#### [What the task asks]
Below are the records. Count the lines containing the string "image", and reply with the number alone.

#### [Extracted entries]

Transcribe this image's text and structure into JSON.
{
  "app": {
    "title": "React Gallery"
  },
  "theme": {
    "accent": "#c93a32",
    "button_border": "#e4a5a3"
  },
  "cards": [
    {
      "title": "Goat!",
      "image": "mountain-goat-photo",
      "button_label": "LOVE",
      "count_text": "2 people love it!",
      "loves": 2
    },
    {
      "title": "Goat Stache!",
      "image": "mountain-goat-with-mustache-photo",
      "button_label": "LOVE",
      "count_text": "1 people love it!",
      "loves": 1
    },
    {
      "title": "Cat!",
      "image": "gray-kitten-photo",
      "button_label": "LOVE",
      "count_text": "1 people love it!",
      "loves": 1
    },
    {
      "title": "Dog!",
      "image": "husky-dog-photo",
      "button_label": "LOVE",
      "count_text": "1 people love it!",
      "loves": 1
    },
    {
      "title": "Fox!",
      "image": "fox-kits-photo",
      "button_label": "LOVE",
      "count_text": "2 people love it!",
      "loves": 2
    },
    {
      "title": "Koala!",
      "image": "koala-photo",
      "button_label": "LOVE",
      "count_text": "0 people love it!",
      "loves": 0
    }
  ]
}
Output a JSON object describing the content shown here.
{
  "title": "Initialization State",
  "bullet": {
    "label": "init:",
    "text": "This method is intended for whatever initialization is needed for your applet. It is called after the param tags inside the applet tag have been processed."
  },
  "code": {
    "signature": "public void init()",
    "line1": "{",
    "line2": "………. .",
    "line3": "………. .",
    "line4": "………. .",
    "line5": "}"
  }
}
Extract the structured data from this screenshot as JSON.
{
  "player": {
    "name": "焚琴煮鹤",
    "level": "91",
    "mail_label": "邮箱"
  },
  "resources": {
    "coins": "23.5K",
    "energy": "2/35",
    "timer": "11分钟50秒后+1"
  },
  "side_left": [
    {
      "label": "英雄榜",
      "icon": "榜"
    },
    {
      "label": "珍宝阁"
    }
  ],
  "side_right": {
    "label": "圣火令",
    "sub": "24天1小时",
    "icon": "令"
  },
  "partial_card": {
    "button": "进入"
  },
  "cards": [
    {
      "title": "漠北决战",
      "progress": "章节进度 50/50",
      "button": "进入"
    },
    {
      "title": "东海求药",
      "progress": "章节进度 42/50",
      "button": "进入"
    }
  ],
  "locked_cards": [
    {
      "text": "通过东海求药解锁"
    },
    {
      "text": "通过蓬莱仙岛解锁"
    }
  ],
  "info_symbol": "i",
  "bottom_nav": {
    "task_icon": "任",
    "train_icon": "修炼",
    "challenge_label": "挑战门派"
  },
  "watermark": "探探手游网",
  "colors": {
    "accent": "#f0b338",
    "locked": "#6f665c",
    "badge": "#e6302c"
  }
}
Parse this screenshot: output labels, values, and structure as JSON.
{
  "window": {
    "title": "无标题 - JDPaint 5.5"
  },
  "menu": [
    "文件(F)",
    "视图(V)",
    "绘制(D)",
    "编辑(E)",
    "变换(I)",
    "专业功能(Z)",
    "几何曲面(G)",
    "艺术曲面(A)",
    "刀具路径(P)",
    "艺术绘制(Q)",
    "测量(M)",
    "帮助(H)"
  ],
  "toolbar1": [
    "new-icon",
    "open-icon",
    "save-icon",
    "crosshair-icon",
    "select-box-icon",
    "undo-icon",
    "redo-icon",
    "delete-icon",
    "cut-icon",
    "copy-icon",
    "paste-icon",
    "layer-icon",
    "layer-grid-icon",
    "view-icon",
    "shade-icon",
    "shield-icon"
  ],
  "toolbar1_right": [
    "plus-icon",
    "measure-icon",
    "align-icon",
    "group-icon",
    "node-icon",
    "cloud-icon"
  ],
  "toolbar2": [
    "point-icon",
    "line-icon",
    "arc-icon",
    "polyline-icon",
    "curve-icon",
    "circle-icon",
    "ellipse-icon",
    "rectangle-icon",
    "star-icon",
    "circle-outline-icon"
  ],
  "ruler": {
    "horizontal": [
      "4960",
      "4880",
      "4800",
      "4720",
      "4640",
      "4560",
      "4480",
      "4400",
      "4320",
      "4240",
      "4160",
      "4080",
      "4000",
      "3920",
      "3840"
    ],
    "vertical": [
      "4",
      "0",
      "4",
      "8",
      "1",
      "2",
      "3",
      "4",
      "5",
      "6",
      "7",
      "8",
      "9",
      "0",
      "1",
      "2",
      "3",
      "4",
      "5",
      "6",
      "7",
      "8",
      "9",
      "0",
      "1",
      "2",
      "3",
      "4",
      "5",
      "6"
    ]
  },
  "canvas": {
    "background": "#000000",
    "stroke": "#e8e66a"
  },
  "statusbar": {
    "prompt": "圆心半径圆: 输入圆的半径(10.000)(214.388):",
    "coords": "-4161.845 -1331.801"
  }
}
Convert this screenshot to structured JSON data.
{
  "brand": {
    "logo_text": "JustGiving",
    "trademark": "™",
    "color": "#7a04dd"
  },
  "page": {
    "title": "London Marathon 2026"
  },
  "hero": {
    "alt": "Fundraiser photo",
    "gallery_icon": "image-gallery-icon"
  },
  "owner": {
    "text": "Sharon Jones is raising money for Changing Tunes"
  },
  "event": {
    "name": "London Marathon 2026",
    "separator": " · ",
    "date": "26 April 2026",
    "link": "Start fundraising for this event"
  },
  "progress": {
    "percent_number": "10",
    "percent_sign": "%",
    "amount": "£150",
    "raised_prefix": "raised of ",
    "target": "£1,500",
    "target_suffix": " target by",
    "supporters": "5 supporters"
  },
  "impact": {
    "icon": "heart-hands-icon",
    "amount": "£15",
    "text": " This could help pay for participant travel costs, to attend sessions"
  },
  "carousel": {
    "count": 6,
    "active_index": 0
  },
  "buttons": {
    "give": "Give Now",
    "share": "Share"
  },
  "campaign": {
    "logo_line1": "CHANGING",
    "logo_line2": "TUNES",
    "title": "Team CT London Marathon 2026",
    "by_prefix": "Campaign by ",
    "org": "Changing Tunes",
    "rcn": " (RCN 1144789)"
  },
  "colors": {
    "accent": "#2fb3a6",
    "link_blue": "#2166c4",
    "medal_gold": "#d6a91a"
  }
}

#### [Response below]
8